Figure 2a

Figure 2a      Monthly global surface temperature anomaly with reference to the average of 1901-2000 (data source: NCDC)

Figure 2b Monthly global surface temperature anomaly from Apr 1977 to Nov 1985, extracted from Figure 2a, Figure 2c Monthly global surface temperature anomaly from Jan 1986 to Sep 1994, extracted from Figure 2a

Some natural factors such as solar activity, volcanic activity, El Niño and La Niña also influence Earth's surface temperature, albeit in shorter term. Using statistical method, scientists filtered out these short-term influences from temperature data, resulting in a clear long-term rising trend of the Earth's surface temperature in the past 30 years or so (Figure 3).

Figure 3

Figure 3      Annual global surface temperature anomaly with reference to the average of 1979-2010 after influences of solar activity, volcanic activity, El Niño and La Niña were removed by statistical method. Surface temperature data originate from Goddard Institute for Space Studies, NASA (GISS), US National Climate Data Center (NCDC) and Hadley Centre/Climate Research Unit of the University of East Anglia, UK (CRU). RSS and UAH are satellite data for the lower troposphere. (Image source: Foster G., S. Rahmstorf, 2011: Global Temperature Evolution 1979-2010, Environmental Research Letters 6 (October-December 2011) 044022,

The manifestation of global warming is not just rising air temperature.
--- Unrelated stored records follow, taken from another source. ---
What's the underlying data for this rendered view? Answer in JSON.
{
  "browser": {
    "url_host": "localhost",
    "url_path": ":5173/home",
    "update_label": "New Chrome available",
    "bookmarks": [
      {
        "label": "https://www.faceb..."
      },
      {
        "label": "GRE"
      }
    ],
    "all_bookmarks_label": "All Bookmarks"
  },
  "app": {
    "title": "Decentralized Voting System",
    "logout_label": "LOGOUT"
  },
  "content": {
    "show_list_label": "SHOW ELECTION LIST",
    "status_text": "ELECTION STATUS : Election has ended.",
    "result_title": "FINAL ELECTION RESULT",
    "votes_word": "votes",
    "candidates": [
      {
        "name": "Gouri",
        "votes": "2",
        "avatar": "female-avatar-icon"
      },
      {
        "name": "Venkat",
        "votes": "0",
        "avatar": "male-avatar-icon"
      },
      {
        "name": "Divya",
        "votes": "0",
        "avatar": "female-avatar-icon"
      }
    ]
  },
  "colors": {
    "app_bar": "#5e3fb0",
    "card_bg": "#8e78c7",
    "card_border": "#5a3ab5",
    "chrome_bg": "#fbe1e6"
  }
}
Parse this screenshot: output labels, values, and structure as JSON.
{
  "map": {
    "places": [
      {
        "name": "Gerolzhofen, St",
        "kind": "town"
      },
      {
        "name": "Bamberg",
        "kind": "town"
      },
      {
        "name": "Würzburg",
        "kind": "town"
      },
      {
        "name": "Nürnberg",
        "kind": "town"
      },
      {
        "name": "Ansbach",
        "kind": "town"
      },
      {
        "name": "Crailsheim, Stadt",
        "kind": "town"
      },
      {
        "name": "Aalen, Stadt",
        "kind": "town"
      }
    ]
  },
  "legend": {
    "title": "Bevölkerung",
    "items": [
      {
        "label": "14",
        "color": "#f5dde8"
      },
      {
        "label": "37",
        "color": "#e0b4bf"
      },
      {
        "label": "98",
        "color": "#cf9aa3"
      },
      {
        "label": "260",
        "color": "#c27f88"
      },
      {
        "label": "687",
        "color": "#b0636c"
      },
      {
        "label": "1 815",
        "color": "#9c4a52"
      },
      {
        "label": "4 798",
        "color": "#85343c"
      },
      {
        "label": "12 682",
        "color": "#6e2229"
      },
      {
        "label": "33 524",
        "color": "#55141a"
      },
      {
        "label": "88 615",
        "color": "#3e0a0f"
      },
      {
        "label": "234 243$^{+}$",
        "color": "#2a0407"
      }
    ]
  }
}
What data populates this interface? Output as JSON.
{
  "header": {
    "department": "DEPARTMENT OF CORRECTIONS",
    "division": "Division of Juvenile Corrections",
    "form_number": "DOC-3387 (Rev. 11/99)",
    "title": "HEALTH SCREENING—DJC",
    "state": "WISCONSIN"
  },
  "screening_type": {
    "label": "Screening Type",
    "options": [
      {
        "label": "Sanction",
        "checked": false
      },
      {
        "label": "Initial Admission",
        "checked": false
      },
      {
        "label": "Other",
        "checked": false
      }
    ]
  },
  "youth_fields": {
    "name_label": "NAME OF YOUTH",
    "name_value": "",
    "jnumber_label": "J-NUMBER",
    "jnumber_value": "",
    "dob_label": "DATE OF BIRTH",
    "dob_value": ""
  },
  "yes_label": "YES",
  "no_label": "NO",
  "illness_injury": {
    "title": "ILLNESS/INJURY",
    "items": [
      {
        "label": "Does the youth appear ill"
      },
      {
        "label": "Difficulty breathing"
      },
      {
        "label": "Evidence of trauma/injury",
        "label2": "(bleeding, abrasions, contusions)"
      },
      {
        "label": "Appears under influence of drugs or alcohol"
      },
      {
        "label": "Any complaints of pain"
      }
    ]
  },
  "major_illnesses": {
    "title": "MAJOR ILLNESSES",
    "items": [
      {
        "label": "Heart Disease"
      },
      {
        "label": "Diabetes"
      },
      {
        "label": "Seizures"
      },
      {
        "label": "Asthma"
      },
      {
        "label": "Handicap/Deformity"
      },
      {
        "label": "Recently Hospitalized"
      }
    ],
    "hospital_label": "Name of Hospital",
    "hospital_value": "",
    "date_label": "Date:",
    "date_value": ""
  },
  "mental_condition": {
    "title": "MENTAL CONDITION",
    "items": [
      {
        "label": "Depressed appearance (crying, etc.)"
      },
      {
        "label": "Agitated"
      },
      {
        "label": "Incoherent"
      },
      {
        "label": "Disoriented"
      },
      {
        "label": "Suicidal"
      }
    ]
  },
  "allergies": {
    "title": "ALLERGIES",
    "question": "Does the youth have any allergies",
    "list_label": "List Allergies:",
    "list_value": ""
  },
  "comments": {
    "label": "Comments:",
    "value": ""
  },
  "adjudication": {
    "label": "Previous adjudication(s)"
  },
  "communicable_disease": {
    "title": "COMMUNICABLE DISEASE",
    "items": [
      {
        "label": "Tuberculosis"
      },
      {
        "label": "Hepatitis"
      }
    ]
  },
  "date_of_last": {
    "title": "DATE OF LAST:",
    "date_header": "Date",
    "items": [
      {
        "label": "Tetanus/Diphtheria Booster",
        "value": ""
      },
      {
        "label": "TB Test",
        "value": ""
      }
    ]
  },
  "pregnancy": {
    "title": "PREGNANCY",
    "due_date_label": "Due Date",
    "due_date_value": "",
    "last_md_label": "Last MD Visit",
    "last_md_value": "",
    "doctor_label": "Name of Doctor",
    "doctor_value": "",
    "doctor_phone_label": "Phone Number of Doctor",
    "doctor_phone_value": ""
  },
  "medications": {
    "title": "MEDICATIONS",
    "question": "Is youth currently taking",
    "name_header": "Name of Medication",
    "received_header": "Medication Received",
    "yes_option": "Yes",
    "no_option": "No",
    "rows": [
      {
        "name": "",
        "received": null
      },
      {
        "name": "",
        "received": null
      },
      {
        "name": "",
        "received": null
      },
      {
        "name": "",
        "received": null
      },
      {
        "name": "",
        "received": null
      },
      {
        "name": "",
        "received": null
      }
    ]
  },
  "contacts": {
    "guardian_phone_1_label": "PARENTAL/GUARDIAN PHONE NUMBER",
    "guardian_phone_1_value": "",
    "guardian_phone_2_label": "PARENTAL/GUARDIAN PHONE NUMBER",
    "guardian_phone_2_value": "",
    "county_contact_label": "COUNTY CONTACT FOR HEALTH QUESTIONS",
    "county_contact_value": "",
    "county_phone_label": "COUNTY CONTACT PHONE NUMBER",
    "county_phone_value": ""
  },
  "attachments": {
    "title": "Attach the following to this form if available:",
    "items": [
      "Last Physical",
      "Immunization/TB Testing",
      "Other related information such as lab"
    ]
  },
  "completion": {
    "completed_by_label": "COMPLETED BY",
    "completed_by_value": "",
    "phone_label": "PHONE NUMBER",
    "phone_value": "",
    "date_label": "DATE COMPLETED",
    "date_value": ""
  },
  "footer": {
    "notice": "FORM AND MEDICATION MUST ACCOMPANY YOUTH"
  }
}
The oceans warm as well. We need to recognize a very important fact: the oceans are much more capable of storing heat energy than the atmosphere. About 90 percent of the heat trapped by greenhouse gases on the Earth is stored in the oceans (Figure 4), and there is no doubt that the global ocean heat content has been rising for the past few decades (Figure 5).

Figure 4

Figure 4      Energy content change of different components on Earth for different periods (blue: 1961-2003, burgundy: 1993-2003, thick black line: uncertainty, source: IPCC)

Figure 5

Figure 5      Global ocean heat content, reference period being 1955-2006. Red curve is 5-year (pentadal) average of 0-700 m below ocean surface; black curve is 5-year average of 0-2000 m below ocean surface. (source: US National Oceanographic Data Center)

In November 2012, the World Bank published a report entitled "Turn Down the Heat: Why a 4oC Warmer World Must be Avoided" [2], pointing out that the impacts of climate change have already emerged and outlining a range of risks and impacts associated with a 4oC warmer world (relative to the pre-industrial climate): unprecedented heat waves, severe droughts, floods, food security under threat, shortage of water resource, impacts on ecosystems, etc. The report highlighted that if the current mitigation commitments are not met, a warming of 4oC could occur as early as the 2060s. If all the existing mitigation measures are implemented but without further commitment and action, the world is still likely to warm by 3oC within this century.

S M Lee, H W Tong


[1] WMO Provisional Statement on the State of Global Climate in 2012

[2] The World Bank: New Report Examines Risks of 4 Degree Hotter World by End of Century

Last revision date: <11 Apr 2013>